Inflation—due primarily to rising food and energy prices—has returned as an investing concern.
But food and energy prices are traditionally volatile and not likely swayed much by interest rate moves.
Inflation's impact on stock returns is also difficult to predict.
While we wouldn't expect inflation to hamper growth significantly, it could certainly weigh on returns if it continues to be of primary concern to investors.
Six months ago, concerns about polar-opposites deflation and inflation jostled for investor attention. Now, with the US CPI ticking up and higher food (and other commodity) prices grabbing headlines, deflation fears have faded, leaving inflation in the spotlight.
The recent US CPI uptick is due in large part to increasing energy and food prices—both traditionally highly volatile—though core prices did accelerate from the previous month. Globally, headline and core CPI are both on the rise to varying degrees.
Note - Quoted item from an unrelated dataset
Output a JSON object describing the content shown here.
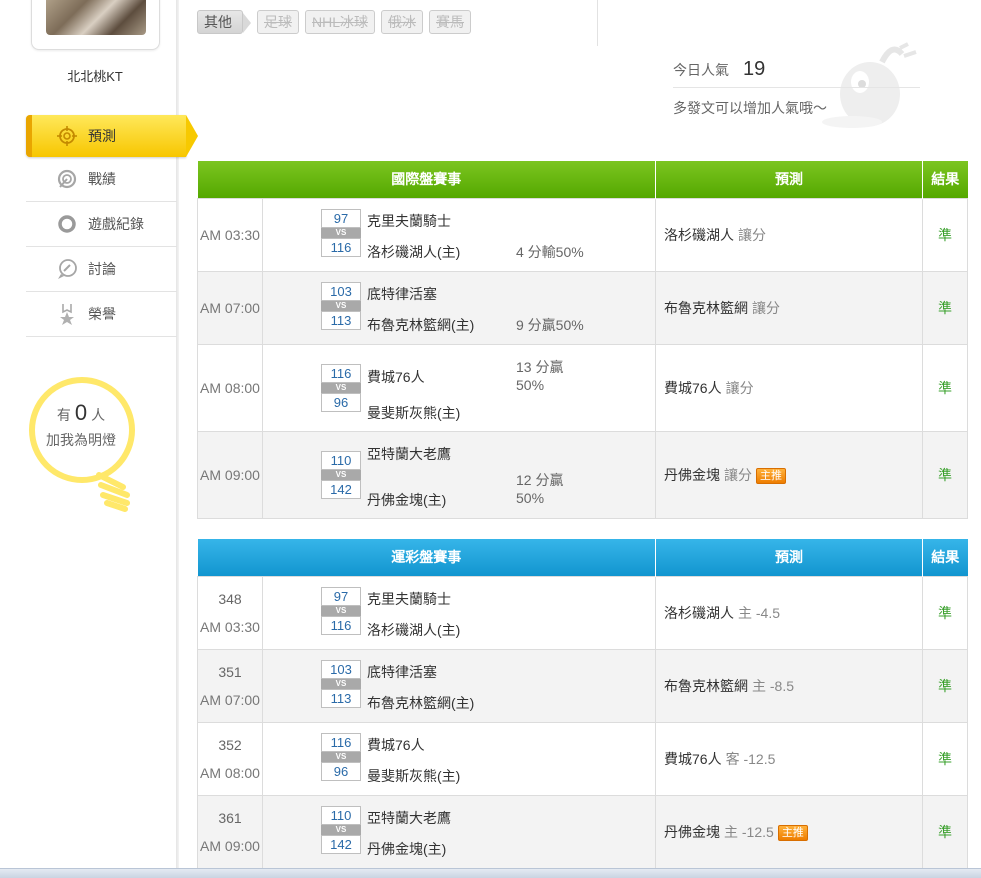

Prices now have some worrying higher inflation could be a significant drag on growth.
In our view, higher inflation down the road is likely, but it's unlikely to be problematic this year. Excluding food and energy prices, US inflation is still historically tame. Now, the CPI is admittedly a bit wonky (as are most government-produced data), and some argue against focusing on core data for the very reason it eliminates food and energy—two frequently purchased categories of goods! It's a decent philosophical debate, but we still see the value of having a core metric. A common and effective tactic (when done right) for managing inflation is raising interest rates. But basing interest rate moves heavily on such volatile data as food and energy prices could mean an interest rate yo-yo—not really a terrific policy prescription. (Further, as we've written here recently, monetary policy doesn't necessarily have a huge impact on the primary drivers for food prices.)
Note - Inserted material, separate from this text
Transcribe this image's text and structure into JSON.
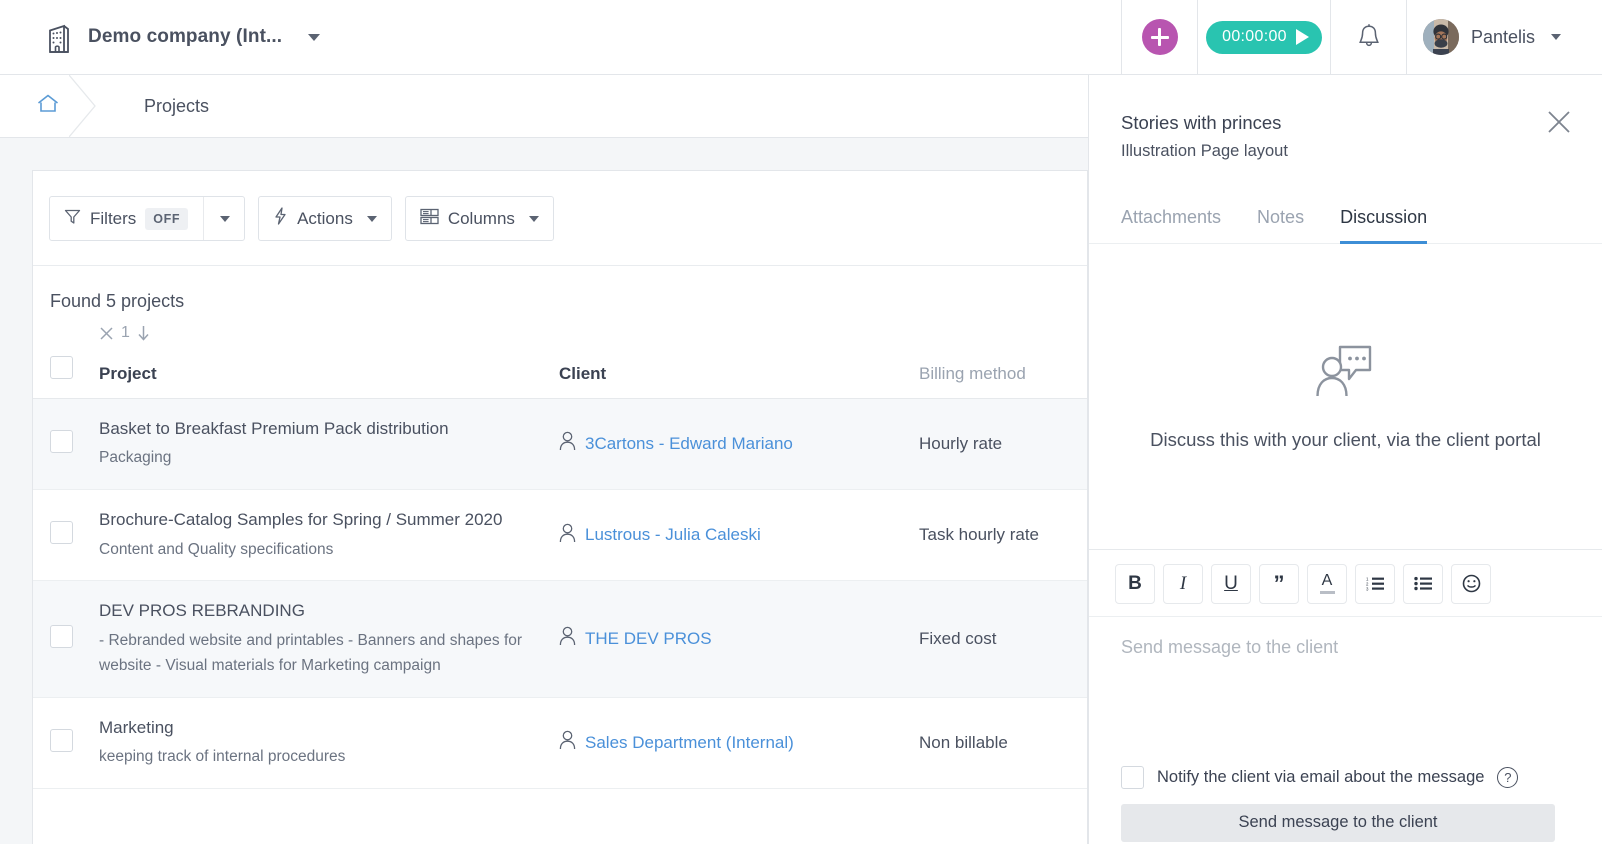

Central banks globally have indicated a willingness to tighten as necessary—and many have already begun (China, India, Brazil, Sweden, and South Korea, etc.). But that's largely based on local and regional economic conditions. For example, take the UK versus China: British food and energy prices are indeed increasing and having some downstream effects on core inflation (as can happen). However, UK economic growth remains tepid, so for now, there seems little incentive to increase interest rates at the risk of choking already anemic growth. China, on the other hand, is experiencing high growth and high inflation—the response necessary there is undoubtedly different than what is appropriate for the UK.
So what does all of this mean for stocks? Probably not too much. Going back to 1980, there's practically zero relationship between changes in food prices and changes in stock prices. And, stocks have risen in periods of rising inflation. It's not necessarily rising inflation that is bad, but the central bank reaction that could be problematic, which is tricky to predict—tighten too much too quickly and you could choke growth and ding stock prices. Tighten too slowly and stock prices may benefit initially, but inflation could get out of hand and subsequently drag on growth and stocks. Keep in mind, too, that while runaway inflation (which we don't foresee at this point) isn't a terrific scenario for stocks, it doesn't necessarily make equally liquid alternatives automatically more compelling. (Cash loses buying power as inflation increases; bond prices drop as inflation typically translates into higher interest rates.)
Ultimately, we expect inflation to pick up as the year wanes on, but not to levels impeding economic growth or necessitating some sharp central bank response (though individual nations may have to react more strongly based on local conditions). While we don't anticipate inflation being problematic, the fear of it could certainly be one factor weighing on some investors' minds—contributing to muted equity index returns.